Plant and sow annual flowers
Clods to plant If sowing is an economical solution, you can choose to buy ready-to-plant flowers. Save time guaranteed! Only downside, the choice of species sold in plants is more limited than in sowing. Annual flowers are sold in garden centers in small clods. They can be planted from mid-April when the risk of frost is over. Dig holes larger than the size of the root ball, then carefully remove the young plants from their pots. Install them at the correct depth: the base of the rod at surface level. It is preferable to wet the roots, which are often too dry, after unpotting. Plants should be spaced 10 to 20 cm apart. The addition of potting soil is always advised, without forgetting watering at the end of planting. Sowing in place, in the ground Sowing in the open ground in the spring is easy and works very well for most species. It involves burying the seeds where they will grow and flower all summer. You can thus directly sow the seeds of certain annuals, "the annuals to be sown in place" such as the belle de jour, the immortelle, the lavatera, the poppy, the marigold, the flax, the lark's feet, the cosmos, just to name a few.

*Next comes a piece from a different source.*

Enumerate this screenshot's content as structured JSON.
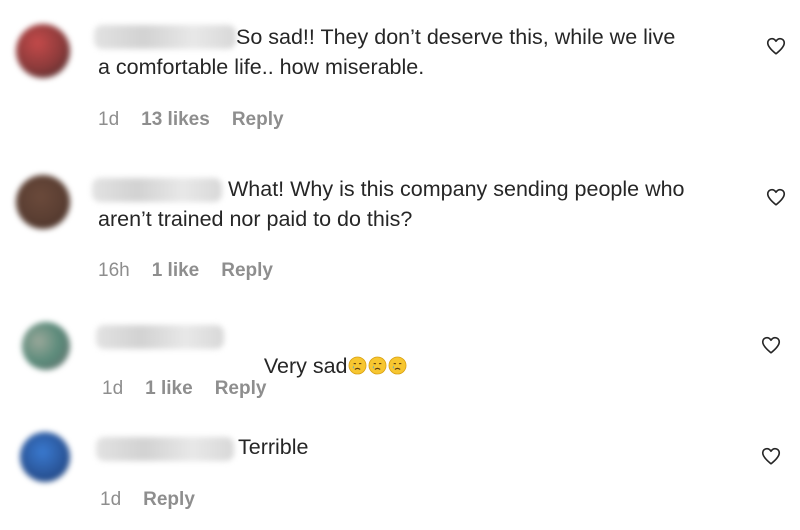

Always be sure to prepare your soil well before planting. The beds must be digged and enriched by adding soil. Depending on the type of seed, three sowing techniques can be used. On the fly, in the rain, it allows seeds to be dispersed in disorder, therefore obtaining natural-looking beds. In line, made in a small furrow, it gives an orderly appearance to flower beds and flower beds and allows you to form colorful drawings in the garden. Finally the sowing can be done in poquet. The seeds are placed in groups of 3 or 4 in each hole to keep only the most beautiful plants. Sowing can be staggered from April to mid-June and it may be advisable to sow 15 days apart in order to obtain a succession of flowerings. Annual flowers: "hot" sowing Depending on the hardiness and the life cycle of each species, sowing can be done, not in the ground but "hot" in order to favor transplanting in place when the last frosts have passed. Non-rustic plants which have a fairly long development and are difficult to withstand the cold therefore need to be sown under a frame, in a greenhouse or inside the house. Sowing can be done from January for geraniums, petunias and begonias. The faster growing flowers will wait until March-April to be sown, this is the case for Indian roses, impatiens, petunias, lobelias, verbena… Fill your mini greenhouse with potting soil, scatter the seeds and cover them with 0 , 5 cm of sieved potting soil. The culture should be installed near a window at an ideal temperature between 18 and 20 ° C. Generally speaking, the germination of annual plants is very fast (3 to 15 days). Once your seedlings have 4 to 6 leaves, transplant them into small pots containing a mixture composed of half of compost and half of soil from the garden where they will grow, waiting to be installed in the garden when the risk of frost will be completely ruled out. When the seeds have germinated, thinning must be carried out, which consists of removing the excess seedlings, to allow them to have room to develop well. You just have to place them in the four corners of the garden ... without moderation! Thanks : Olivier Lefebvre - Botanic.